**WHAT TO DO:**
Only the lines from the one with "Output a JSON" through the end of the material are wanted, copied exactly and with the pictures left out.

**PROVIDED INFORMATION:**
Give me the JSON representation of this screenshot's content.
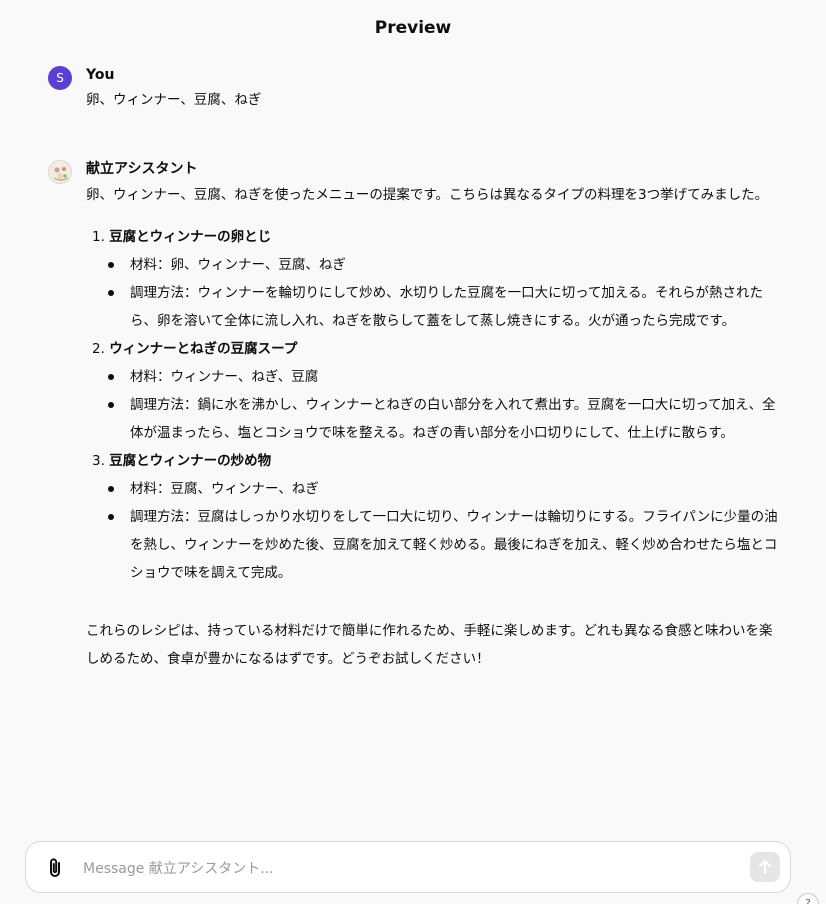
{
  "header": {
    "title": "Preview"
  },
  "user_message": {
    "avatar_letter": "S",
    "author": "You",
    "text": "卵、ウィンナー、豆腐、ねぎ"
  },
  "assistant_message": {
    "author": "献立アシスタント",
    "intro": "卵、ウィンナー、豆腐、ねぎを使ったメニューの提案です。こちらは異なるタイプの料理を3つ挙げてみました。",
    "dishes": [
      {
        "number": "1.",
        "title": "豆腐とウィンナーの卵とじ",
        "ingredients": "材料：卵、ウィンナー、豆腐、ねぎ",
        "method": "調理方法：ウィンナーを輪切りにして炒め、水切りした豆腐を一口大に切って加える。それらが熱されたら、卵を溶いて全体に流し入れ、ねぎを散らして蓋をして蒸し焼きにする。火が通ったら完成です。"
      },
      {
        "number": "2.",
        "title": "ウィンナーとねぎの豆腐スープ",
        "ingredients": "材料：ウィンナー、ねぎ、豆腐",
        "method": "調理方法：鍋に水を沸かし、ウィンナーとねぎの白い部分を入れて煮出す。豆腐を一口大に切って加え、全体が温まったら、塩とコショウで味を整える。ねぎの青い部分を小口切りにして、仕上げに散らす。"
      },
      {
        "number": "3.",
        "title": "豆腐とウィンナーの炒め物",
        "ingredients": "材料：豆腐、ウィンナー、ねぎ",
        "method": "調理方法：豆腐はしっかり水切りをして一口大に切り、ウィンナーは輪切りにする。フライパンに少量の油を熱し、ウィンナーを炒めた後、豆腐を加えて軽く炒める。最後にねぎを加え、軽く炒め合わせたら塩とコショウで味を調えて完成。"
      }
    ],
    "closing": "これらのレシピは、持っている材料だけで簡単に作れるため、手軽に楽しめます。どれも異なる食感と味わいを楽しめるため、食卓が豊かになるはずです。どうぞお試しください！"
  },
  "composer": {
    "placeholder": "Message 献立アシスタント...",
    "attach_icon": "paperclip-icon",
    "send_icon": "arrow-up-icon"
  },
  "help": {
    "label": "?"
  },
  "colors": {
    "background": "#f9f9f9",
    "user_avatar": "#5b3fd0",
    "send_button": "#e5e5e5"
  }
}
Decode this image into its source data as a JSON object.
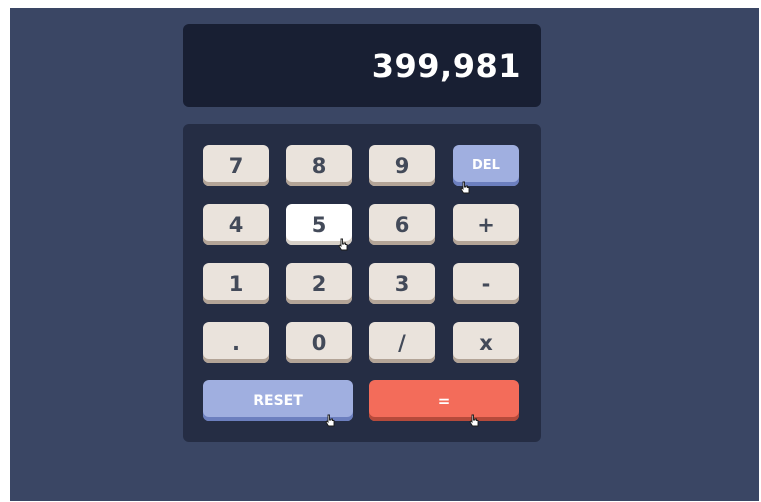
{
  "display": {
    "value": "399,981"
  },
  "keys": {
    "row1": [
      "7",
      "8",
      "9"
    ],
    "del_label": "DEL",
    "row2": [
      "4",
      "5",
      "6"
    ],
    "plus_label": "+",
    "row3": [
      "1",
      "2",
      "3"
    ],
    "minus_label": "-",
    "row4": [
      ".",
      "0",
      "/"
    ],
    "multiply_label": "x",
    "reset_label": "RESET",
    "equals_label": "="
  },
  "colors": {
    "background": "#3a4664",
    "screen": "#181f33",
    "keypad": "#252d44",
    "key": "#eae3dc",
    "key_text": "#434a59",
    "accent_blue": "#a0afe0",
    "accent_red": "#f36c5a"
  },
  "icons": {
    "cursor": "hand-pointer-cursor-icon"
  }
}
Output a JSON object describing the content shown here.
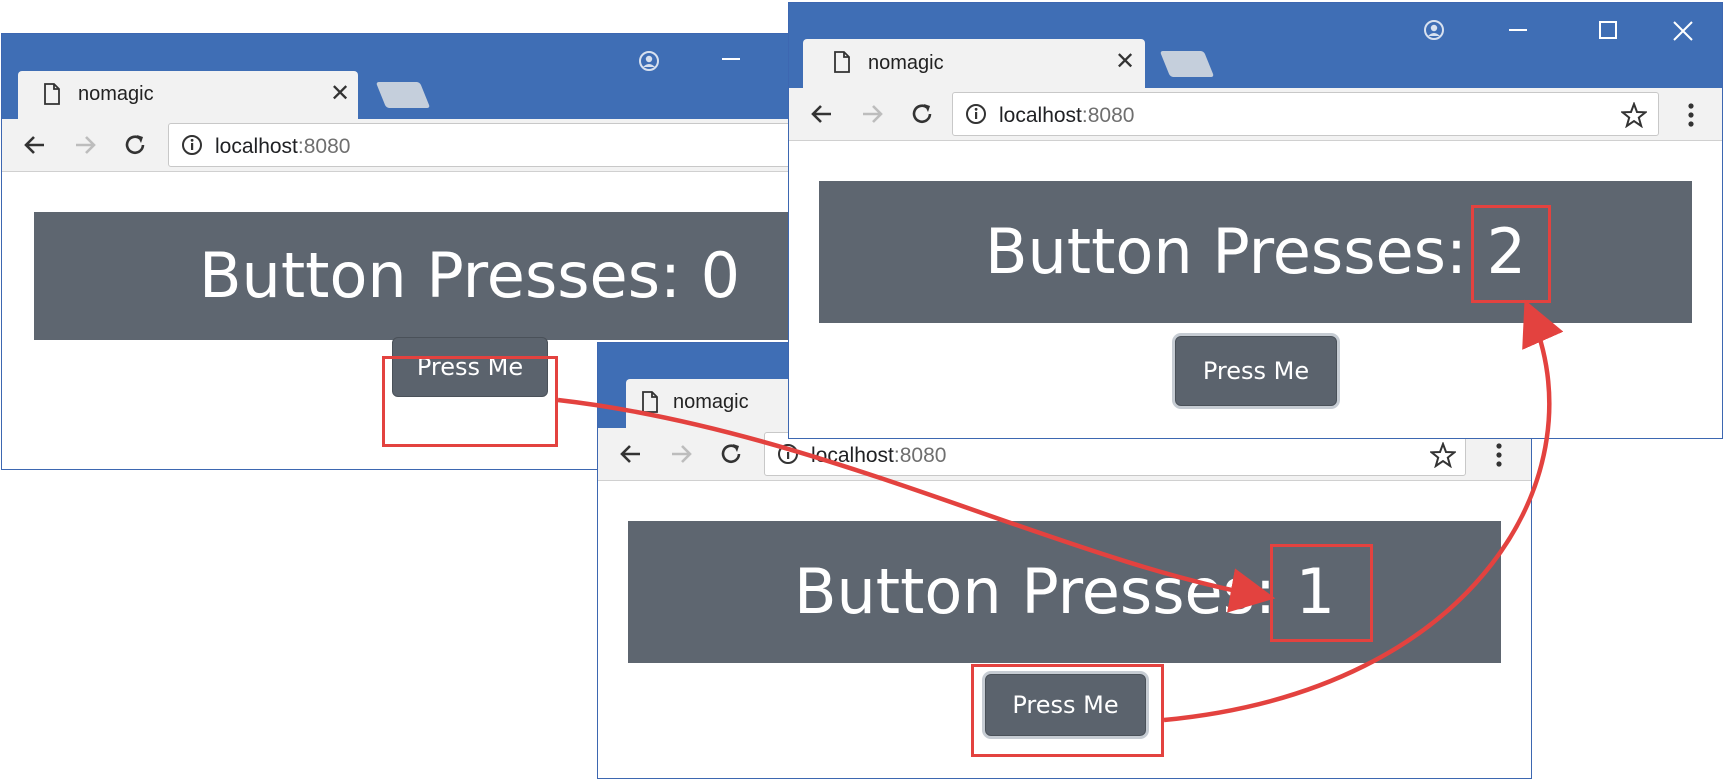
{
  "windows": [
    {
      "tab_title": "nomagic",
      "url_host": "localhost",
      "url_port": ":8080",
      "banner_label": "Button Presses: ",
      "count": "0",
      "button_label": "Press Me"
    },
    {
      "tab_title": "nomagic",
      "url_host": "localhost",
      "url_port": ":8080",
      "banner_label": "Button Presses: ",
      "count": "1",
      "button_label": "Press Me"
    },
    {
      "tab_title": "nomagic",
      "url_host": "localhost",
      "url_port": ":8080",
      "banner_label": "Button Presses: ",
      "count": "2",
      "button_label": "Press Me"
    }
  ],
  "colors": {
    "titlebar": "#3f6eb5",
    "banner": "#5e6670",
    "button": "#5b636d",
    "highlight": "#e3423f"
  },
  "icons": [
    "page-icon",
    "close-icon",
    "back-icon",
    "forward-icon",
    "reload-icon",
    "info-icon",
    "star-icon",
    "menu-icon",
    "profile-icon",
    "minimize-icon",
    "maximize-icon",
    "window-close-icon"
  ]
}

**OUTPUT OF THE EXERCISE:**
Output a JSON object describing the content shown here.
{
  "windows": [
    {
      "tab_title": "nomagic",
      "url_host": "localhost",
      "url_port": ":8080",
      "banner_label": "Button Presses: ",
      "count": "0",
      "button_label": "Press Me"
    },
    {
      "tab_title": "nomagic",
      "url_host": "localhost",
      "url_port": ":8080",
      "banner_label": "Button Presses: ",
      "count": "1",
      "button_label": "Press Me"
    },
    {
      "tab_title": "nomagic",
      "url_host": "localhost",
      "url_port": ":8080",
      "banner_label": "Button Presses: ",
      "count": "2",
      "button_label": "Press Me"
    }
  ],
  "colors": {
    "titlebar": "#3f6eb5",
    "banner": "#5e6670",
    "button": "#5b636d",
    "highlight": "#e3423f"
  },
  "icons": [
    "page-icon",
    "close-icon",
    "back-icon",
    "forward-icon",
    "reload-icon",
    "info-icon",
    "star-icon",
    "menu-icon",
    "profile-icon",
    "minimize-icon",
    "maximize-icon",
    "window-close-icon"
  ]
}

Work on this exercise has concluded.